The company entered the Chinese market about a decade ago, but only in the last three years composed a dedicated China team. While being the largest auto market in the world, the country of nearly 1.4 billion wasn't traditionally focused on luxury cars, Palmer explained.

"We'll be up to 20 dealers within the next year or so, driving the biggest level of growth we see in the company," he said, citing the company's 89 percent growth in the country. "So China is very important for us."

China is set to become the largest luxury car market worldwide within a few years — in 2017 it accounted for nearly 90 percent of sales growth for leading luxury automakers, according to calculations by The Nikkei. China also made up 27 percent of sales overall, a 3 percent increase on 2016. The Tokyo-based publication found that luxury car sales in the Asian nation grew 17 percent from 2016 to 2017, while sales in the rest of the world only rose 1 percent. The highest sellers included BMW, Mercedes-Benz, Audi, Lexus and Jaguar.

The Aston Martin DB11 on display at the 86th Geneva International Motorshow at Palexpo in Switzerland, March 2, 2016.
Gerlach Delissen | Corbis | Getty Images
The Aston Martin DB11 on display at the 86th Geneva International Motorshow at Palexpo in Switzerland, March 2, 2016.

But Palmer rejected the idea of ever manufacturing the handmade car, which has been a British icon for decades, in China.

"I think part of buying an Aston is buying a little bit of England, or Wales in the future," he said. "It's all about this handcrafted Britishness, and I don't think that works if you go make this elsewhere."

Aston Martin going public?

Aston Martin in 2017 posted its first profit in eight years, and is considering an initial public offering (IPO). Manufacturing is at a nine-year high, and it sold 5,117 cars worldwide last year, topping 5,000 for the first time since 2008.

Asked where the company might choose to list if going for an IPO, Palmer was open-minded.

"Everything is on the table, obviously we've seen the great success of Ferrari, and that's why one of the options for us is an IPO. London would be an obvious place but we're not limited to that." As Aston Martin is owned by private equity, the decision will be largely influenced by its shareholders. Referring to the shareholders, Palmer said, "I haven't got a definite direction yet but we're talking."

Italian luxury carmaker Ferrari went public in October 2015, and defied skeptics after seeing booming demand and outperforming most other assets in the sector. Its share price has gone up nearly 130 percent since its initial listing.

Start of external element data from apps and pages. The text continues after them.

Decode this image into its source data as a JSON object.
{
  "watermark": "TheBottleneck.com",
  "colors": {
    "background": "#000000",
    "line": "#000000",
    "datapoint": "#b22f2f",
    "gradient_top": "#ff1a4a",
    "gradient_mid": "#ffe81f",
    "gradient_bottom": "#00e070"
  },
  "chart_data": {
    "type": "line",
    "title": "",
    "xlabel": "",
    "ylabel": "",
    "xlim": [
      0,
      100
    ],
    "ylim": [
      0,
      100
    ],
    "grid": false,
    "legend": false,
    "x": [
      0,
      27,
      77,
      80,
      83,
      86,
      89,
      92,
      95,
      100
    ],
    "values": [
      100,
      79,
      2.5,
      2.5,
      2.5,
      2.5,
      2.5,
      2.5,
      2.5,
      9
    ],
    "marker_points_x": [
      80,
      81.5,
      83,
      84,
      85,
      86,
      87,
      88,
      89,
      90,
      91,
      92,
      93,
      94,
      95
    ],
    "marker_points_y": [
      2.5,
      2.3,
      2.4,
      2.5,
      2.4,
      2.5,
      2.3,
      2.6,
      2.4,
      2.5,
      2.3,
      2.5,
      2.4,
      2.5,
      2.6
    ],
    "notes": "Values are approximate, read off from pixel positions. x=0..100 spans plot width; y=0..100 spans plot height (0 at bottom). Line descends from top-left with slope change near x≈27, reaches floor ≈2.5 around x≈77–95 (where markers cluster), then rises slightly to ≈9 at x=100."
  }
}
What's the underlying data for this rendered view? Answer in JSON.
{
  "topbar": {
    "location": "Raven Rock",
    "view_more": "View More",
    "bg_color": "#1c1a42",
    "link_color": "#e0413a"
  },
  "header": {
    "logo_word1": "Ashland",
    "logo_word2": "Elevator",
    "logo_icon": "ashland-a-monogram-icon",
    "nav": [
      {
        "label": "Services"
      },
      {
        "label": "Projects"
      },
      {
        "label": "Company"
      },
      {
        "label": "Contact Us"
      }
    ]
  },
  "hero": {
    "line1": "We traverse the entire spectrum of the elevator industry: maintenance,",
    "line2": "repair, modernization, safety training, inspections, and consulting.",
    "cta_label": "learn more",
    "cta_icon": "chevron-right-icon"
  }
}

Aston Martin in January announced a five-year trade and investment plan worth £620 million ($865 million) to boost its presence in the Chinese market. Its target number of 20 dealers in the country is double the current figure of ten. Strong sales growth has been fueled in large part by its DB11 model, a British grand tourer first debuted in 2016.